Exercise goal -
Using the records below, copy every line that holds the string "iCloud".
◇ ◇ ◇ ◇ ◇
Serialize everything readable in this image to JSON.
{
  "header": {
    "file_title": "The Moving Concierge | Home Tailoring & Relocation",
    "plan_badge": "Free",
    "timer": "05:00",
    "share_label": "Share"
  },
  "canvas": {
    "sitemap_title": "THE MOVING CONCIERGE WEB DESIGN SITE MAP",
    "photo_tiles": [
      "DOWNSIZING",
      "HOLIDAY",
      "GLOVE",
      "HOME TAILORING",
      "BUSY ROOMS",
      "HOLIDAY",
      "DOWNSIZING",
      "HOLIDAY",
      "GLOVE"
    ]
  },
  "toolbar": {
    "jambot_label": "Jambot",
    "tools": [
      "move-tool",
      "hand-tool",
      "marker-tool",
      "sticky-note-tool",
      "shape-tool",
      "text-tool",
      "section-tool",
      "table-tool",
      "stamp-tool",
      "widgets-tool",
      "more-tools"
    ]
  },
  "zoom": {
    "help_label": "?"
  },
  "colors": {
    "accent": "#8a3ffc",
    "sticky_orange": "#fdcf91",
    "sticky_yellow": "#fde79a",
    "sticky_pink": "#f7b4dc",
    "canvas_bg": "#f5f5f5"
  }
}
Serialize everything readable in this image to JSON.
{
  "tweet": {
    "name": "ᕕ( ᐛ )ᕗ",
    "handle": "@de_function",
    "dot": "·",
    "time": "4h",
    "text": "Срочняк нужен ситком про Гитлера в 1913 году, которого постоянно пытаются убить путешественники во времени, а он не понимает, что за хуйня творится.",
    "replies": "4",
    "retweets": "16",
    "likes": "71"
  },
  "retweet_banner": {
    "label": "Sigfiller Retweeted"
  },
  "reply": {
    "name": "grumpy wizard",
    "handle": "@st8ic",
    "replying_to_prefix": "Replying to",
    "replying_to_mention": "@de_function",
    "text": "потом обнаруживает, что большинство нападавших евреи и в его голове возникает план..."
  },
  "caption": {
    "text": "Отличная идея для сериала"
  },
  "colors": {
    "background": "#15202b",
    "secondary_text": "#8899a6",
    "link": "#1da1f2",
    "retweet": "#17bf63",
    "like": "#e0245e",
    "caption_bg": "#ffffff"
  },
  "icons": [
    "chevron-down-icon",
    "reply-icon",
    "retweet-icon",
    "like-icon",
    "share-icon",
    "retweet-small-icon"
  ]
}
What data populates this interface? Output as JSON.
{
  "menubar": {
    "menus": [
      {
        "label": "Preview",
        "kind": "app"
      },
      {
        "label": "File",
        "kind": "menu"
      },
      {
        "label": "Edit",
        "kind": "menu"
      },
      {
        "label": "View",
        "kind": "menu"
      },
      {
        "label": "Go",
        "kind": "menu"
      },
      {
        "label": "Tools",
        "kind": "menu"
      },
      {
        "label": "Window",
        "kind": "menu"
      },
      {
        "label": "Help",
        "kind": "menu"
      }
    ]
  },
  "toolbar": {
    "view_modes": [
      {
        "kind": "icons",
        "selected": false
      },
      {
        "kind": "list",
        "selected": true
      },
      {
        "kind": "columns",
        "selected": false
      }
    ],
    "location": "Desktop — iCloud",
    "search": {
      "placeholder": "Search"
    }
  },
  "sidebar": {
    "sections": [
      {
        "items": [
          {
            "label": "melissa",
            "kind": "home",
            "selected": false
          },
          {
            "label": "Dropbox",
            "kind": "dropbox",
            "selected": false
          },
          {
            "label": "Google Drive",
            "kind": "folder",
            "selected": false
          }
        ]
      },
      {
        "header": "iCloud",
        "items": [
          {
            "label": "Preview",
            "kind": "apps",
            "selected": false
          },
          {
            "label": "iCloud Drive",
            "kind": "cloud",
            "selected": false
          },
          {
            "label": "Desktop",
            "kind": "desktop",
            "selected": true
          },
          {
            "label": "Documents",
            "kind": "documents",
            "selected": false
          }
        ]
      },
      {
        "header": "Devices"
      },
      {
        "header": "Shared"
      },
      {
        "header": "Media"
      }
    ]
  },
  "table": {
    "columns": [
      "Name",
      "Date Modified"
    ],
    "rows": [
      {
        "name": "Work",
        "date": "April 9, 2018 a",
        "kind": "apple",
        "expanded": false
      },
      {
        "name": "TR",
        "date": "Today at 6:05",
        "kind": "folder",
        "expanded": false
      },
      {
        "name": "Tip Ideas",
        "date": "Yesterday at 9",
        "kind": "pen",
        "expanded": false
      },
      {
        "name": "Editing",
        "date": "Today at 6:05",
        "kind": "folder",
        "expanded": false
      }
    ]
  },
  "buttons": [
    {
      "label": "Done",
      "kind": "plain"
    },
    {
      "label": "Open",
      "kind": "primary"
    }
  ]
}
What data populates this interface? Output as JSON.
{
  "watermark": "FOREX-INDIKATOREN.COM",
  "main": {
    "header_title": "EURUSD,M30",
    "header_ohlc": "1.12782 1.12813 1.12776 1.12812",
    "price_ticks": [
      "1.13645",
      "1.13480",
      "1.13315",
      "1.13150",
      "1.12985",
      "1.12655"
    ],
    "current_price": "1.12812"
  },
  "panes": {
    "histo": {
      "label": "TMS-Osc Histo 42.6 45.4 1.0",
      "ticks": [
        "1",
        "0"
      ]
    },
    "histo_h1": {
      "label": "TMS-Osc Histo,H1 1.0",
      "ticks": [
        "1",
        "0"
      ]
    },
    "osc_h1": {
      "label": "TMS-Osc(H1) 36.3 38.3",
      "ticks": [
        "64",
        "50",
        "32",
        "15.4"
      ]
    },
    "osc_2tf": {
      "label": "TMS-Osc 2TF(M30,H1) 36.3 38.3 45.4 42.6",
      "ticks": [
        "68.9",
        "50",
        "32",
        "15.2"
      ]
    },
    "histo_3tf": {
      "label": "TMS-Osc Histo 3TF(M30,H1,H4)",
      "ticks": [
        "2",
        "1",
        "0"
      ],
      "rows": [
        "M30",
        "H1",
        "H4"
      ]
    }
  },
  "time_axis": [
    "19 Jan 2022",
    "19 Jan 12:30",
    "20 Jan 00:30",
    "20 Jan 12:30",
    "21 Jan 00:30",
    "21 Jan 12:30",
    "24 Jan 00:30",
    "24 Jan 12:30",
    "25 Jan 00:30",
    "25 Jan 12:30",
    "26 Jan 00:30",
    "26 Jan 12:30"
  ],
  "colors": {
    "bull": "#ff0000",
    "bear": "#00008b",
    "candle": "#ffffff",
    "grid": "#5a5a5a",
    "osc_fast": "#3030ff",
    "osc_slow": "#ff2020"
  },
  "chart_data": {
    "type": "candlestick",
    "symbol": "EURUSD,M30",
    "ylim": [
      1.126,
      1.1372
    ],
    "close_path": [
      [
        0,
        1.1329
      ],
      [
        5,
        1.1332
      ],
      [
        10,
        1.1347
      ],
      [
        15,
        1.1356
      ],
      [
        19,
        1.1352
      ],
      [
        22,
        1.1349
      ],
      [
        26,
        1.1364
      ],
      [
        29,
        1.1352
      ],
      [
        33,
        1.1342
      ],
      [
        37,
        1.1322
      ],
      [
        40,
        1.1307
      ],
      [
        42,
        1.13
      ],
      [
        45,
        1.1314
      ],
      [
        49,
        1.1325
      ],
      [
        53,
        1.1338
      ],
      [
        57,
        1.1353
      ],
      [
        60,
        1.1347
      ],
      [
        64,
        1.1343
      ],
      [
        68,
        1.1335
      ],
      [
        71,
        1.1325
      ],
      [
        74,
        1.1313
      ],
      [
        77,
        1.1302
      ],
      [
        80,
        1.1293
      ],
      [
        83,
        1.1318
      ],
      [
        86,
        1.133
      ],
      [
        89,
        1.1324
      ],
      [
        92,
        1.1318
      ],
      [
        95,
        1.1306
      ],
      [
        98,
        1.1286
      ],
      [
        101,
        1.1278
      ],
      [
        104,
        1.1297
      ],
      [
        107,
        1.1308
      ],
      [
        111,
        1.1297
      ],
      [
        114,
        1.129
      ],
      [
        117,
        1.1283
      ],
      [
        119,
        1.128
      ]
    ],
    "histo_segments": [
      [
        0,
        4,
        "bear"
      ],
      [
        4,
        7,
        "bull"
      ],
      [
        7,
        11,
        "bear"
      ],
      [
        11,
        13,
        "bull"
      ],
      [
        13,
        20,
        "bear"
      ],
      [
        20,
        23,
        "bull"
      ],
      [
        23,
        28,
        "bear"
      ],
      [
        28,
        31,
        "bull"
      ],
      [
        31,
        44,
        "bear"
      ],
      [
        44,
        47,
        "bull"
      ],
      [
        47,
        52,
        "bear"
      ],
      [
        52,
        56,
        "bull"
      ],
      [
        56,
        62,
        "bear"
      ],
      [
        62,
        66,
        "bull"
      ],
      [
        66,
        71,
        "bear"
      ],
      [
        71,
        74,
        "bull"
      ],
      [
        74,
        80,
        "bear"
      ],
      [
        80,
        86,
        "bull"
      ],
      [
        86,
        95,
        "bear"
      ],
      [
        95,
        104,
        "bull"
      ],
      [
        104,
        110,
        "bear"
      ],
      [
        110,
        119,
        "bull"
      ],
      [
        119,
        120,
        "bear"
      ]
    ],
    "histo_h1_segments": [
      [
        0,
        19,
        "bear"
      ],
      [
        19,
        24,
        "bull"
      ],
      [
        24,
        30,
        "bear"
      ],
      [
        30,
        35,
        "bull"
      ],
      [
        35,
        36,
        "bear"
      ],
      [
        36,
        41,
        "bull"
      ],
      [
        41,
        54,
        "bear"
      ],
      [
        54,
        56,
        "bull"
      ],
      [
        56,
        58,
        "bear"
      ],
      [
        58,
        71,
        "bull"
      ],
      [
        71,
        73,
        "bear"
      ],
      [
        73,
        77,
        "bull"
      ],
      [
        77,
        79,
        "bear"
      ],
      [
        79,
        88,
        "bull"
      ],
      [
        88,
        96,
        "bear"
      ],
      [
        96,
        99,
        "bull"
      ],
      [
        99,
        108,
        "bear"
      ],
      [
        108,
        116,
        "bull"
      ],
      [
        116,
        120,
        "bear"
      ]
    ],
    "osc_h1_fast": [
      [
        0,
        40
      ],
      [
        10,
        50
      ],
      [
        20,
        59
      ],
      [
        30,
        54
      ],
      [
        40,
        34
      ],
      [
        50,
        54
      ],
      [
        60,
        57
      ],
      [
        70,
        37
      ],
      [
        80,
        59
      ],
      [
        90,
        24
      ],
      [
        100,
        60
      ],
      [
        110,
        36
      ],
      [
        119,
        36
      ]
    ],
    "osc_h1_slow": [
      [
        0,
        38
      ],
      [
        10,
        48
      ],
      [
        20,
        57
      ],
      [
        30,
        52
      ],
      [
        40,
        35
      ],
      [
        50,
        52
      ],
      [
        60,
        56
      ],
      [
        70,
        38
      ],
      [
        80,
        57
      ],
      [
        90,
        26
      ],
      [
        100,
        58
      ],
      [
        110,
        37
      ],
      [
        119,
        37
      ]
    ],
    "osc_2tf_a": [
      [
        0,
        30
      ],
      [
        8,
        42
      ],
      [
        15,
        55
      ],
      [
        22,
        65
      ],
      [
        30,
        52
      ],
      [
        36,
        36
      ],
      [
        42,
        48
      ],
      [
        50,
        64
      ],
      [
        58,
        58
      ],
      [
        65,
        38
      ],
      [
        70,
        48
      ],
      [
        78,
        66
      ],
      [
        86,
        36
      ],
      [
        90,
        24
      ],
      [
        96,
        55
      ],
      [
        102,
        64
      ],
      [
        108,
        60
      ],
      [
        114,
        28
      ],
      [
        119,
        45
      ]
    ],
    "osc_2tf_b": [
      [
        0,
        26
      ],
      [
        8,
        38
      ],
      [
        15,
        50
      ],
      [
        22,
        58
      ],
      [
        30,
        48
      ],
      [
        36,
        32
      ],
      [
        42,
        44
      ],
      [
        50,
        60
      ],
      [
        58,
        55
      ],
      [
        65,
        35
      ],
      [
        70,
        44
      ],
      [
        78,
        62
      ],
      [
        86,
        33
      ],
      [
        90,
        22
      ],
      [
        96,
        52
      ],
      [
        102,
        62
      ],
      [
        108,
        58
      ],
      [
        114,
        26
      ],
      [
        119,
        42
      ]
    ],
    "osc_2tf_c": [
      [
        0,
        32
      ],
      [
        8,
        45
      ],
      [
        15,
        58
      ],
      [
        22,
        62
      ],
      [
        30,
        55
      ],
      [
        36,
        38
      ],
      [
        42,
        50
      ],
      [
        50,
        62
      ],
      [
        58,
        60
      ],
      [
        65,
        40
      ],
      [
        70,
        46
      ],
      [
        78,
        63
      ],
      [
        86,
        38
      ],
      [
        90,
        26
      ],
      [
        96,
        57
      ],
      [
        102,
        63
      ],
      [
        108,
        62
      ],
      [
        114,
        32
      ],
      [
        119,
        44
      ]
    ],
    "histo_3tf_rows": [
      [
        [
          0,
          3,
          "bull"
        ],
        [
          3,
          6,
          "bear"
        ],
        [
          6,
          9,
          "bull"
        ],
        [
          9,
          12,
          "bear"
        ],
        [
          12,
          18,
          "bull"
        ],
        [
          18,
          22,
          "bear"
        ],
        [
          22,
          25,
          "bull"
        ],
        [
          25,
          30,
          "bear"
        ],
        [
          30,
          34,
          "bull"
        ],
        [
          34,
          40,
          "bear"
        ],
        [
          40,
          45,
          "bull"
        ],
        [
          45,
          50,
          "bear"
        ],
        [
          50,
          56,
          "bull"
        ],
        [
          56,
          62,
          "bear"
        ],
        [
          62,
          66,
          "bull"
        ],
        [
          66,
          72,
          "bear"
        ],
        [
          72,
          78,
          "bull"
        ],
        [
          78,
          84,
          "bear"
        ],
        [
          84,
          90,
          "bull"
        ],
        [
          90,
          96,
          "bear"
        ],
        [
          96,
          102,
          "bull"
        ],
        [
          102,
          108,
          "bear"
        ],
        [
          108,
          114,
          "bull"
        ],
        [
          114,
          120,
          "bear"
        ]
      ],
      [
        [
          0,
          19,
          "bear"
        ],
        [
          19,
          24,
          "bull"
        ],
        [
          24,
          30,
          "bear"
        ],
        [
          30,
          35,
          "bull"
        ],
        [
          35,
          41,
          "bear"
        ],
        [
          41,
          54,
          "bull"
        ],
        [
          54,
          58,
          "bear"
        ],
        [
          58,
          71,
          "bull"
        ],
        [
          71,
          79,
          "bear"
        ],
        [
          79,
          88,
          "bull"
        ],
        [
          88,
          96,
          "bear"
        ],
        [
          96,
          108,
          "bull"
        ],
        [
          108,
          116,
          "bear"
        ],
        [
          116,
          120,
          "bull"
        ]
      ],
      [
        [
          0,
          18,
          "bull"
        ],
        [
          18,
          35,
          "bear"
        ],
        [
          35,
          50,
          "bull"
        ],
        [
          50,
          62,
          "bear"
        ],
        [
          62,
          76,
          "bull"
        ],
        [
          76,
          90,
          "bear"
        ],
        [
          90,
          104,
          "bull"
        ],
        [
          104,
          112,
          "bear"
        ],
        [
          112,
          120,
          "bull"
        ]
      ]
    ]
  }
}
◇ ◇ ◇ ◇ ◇
Reply -
    "location": "Desktop — iCloud",
        "header": "iCloud",
            "label": "iCloud Drive",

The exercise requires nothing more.